However, it is difficult for users to see and appreciate this work happening as this has not been communicated to them. Sharing details of both activity to date and planned work with users would help them to understand the amount of effort that is going into making the Benefit Sanctions statistics as useful and useable as possible. When sharing your plans, you should also provide details of how you plan to prioritise work going forward so it is clear to users when developments may occur, which will also help manage their expectations.

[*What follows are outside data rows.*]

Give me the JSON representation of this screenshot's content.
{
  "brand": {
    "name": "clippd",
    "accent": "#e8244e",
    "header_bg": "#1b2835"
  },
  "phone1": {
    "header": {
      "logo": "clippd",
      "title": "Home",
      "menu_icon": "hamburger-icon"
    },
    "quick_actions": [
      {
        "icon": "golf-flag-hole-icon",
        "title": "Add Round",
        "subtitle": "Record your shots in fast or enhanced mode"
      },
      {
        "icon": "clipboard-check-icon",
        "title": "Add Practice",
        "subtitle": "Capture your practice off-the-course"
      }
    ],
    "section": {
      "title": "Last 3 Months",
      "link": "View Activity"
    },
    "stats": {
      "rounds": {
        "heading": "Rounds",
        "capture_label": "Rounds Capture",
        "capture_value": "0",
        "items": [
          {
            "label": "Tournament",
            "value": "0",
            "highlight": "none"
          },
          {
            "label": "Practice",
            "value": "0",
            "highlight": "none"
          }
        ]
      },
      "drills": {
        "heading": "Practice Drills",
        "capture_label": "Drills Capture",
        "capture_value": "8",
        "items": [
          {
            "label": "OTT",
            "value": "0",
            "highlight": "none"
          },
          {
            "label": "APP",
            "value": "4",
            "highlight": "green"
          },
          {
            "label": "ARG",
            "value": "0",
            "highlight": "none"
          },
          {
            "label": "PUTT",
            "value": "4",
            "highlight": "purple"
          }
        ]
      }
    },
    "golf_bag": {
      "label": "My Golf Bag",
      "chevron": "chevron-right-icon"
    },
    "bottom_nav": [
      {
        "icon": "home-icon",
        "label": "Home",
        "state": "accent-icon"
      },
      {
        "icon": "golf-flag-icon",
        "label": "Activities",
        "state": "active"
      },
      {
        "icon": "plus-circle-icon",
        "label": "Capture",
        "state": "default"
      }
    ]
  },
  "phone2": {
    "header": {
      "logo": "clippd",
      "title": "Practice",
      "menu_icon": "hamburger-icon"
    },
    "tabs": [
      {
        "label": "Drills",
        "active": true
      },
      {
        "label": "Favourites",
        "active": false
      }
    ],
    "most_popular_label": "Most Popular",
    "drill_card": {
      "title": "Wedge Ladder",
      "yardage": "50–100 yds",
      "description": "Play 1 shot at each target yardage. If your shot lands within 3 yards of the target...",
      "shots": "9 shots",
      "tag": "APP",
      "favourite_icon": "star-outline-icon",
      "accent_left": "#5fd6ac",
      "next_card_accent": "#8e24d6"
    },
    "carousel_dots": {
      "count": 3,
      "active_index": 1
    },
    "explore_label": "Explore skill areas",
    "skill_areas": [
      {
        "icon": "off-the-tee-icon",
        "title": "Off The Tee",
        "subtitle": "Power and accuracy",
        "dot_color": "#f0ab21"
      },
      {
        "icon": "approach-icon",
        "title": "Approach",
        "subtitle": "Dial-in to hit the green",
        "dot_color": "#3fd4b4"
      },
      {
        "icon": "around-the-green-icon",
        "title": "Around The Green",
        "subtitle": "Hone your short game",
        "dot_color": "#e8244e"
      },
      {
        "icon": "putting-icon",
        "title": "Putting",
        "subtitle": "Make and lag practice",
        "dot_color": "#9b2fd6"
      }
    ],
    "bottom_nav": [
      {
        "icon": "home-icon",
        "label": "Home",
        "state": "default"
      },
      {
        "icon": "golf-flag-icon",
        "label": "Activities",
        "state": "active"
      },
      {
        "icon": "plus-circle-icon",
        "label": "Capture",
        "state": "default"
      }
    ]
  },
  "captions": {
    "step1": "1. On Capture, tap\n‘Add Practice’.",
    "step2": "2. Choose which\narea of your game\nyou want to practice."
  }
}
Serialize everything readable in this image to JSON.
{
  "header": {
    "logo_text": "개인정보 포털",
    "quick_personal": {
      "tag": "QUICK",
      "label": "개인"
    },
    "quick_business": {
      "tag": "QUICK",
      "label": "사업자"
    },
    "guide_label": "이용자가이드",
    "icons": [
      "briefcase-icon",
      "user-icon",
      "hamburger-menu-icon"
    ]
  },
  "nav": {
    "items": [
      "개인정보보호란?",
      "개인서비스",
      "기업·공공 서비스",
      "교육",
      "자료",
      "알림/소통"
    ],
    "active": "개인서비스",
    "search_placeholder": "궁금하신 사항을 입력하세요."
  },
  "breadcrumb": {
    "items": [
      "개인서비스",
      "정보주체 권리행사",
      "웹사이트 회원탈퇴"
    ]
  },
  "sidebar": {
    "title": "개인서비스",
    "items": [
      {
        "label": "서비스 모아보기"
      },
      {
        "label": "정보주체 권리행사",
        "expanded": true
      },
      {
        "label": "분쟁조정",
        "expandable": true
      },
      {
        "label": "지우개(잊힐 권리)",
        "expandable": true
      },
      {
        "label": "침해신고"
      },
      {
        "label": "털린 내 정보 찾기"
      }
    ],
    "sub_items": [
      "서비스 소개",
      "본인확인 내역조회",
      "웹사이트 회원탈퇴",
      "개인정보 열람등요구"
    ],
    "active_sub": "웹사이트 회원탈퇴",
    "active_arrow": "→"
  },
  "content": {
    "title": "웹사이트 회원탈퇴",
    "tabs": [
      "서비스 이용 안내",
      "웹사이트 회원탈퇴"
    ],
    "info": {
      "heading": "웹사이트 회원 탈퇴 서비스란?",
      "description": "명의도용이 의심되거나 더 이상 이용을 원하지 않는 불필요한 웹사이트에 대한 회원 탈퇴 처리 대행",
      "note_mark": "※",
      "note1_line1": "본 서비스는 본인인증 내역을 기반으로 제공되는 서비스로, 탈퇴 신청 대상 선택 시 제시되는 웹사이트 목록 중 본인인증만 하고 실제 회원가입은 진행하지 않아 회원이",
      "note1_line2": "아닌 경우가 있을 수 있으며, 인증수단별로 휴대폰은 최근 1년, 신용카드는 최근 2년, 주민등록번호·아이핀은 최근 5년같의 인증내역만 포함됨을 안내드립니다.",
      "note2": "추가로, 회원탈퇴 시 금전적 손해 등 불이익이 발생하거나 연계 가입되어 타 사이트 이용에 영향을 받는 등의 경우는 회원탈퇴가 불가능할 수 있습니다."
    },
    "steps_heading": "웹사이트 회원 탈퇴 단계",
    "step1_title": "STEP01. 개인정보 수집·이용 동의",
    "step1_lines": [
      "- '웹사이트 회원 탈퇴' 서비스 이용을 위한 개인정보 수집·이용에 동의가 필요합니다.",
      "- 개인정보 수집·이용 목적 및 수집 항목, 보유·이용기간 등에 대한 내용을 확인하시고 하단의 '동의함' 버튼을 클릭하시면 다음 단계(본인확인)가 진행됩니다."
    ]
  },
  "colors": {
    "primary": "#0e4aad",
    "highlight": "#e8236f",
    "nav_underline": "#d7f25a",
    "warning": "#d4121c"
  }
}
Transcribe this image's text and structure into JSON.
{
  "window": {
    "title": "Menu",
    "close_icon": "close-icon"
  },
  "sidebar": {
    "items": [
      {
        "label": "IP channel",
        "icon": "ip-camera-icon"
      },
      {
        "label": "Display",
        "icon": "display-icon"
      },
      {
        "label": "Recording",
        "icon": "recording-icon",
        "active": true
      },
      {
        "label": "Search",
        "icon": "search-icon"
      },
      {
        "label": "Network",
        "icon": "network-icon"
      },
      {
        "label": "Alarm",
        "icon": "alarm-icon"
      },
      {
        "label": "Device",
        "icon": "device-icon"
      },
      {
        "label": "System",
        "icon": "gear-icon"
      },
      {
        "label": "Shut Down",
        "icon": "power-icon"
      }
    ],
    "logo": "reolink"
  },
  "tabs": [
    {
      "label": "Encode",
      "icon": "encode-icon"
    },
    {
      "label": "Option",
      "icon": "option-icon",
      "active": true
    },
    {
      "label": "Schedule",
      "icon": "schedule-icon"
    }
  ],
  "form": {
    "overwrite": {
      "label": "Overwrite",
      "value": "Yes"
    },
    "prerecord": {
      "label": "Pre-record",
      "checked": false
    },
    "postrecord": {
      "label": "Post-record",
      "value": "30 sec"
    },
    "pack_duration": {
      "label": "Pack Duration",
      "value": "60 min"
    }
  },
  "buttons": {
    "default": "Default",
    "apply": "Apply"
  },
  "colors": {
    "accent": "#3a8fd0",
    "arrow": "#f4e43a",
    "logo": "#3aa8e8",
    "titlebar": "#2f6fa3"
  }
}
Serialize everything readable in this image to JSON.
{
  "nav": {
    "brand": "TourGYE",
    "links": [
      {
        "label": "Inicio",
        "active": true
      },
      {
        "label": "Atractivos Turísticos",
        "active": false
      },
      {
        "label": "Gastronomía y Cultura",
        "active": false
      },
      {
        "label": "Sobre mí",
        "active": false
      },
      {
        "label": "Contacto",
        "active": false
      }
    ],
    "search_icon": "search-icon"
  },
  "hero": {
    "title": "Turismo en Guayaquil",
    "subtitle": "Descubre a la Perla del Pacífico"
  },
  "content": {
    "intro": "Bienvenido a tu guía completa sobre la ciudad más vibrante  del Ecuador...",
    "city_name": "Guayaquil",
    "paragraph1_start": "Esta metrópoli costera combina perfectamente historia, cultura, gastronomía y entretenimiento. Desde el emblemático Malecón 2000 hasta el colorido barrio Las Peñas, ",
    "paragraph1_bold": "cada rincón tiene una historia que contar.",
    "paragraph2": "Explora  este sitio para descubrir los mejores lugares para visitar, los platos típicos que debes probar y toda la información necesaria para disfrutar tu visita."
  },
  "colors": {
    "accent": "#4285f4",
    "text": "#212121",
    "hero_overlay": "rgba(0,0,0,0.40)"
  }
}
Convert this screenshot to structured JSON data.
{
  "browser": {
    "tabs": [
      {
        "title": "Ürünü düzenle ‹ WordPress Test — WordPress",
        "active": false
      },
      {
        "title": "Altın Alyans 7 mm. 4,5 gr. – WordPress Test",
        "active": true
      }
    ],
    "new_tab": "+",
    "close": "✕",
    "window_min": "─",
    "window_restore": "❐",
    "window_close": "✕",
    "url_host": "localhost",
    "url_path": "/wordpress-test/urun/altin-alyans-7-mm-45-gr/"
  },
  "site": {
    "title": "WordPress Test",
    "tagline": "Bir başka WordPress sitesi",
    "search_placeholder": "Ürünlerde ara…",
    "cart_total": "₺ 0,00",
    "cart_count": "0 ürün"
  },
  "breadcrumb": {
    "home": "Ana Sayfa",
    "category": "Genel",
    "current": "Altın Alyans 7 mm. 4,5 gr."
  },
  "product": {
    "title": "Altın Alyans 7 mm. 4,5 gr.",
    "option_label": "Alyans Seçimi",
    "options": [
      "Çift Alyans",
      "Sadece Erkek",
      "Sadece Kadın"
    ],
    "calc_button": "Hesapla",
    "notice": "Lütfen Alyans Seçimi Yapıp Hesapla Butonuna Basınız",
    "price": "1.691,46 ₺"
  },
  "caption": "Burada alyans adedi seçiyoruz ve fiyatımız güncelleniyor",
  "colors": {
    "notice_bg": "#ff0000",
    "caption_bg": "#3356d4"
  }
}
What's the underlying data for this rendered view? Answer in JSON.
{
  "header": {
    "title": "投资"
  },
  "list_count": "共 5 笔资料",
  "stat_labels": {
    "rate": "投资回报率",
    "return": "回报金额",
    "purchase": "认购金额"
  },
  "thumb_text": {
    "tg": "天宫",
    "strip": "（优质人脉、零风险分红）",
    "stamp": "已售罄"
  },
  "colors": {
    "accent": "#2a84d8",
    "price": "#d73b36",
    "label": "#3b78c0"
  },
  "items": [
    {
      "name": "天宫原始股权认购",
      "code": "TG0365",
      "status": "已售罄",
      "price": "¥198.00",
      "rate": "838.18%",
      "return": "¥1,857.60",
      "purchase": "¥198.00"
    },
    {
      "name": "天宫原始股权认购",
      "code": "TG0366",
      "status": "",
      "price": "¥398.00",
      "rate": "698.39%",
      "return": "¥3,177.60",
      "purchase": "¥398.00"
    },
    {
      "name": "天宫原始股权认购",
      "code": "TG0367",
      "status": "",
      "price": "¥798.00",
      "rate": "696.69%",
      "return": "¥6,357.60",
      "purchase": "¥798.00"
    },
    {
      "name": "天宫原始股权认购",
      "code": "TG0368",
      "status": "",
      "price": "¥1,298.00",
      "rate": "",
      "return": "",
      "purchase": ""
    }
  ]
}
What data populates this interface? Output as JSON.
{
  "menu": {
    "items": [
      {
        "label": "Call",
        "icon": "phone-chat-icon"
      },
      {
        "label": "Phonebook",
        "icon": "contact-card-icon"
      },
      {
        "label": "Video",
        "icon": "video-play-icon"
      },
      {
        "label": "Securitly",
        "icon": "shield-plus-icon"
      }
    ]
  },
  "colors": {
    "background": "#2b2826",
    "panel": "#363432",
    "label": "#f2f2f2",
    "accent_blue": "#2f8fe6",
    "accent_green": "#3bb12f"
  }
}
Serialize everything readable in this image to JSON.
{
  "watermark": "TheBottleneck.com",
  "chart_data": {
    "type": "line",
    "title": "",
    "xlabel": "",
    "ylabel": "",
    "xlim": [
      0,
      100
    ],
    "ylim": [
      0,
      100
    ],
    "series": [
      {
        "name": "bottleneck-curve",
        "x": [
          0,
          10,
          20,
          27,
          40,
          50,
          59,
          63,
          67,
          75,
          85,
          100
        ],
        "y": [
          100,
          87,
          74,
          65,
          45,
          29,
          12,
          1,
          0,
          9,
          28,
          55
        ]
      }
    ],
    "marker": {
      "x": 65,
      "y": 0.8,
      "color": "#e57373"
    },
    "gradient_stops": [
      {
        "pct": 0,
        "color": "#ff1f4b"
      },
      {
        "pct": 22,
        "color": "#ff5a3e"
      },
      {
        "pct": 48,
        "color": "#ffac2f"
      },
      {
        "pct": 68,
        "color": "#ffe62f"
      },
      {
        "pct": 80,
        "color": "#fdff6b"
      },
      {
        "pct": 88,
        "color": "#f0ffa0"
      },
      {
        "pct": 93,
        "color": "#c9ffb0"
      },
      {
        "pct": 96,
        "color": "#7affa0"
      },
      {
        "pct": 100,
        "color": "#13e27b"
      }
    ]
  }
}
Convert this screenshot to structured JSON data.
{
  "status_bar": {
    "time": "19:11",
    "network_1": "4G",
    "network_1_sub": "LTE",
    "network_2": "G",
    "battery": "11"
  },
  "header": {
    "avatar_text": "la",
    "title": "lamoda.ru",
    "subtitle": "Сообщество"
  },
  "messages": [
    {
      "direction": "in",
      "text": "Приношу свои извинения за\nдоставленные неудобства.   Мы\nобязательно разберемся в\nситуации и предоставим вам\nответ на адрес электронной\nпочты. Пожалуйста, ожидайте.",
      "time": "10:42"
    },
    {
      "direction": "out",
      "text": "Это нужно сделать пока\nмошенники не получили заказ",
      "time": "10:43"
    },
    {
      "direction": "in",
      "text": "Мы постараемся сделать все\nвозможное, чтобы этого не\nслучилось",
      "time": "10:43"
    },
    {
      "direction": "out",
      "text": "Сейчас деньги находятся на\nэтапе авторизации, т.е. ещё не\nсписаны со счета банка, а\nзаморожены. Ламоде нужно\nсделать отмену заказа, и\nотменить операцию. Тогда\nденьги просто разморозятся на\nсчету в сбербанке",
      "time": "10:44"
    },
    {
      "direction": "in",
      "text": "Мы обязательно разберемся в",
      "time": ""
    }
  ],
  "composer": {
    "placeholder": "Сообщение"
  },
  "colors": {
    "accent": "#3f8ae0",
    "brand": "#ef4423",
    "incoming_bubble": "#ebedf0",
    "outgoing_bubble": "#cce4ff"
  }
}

As the plans to reinstate the suspended measures progress and with other valuable developments in the pipeline, we fully support the team’s plans to engage more widely with users beyond the regular user forums and stakeholder engagement that are already in place, and which are providing helpful channels for known users to provide feedback. Our user engagement guidance provides a useful framework to help plan these activities and this wider engagement can help inform any future decisions regarding these statistics that will help to ensure that they remain useful, relevant and continue to support understanding of this important area. The Government Analysis Function is also developing a User Support and Engagement Resource (USER) hub which contains helpful guidance on engaging with users.

In our review we identified a gap in the available quality assurance information, and we are pleased to hear from the team that it is following our Quality Assurance of Administrative Data (QAAD) guidance in order to provide both the team and users the necessary assurance about quality and to help users understand how the Benefit Sanctions data are collected and processed. The team has told us that it will publish this as soon as it is ready.

Our Labour Market and Welfare domain lead will continue to engage with you and your team on progress in the coming months. Please do not hesitate to get in touch if you would like to discuss any aspects of this letter further.

Yours sincerely

Mark Pont

Assessment Programme Lead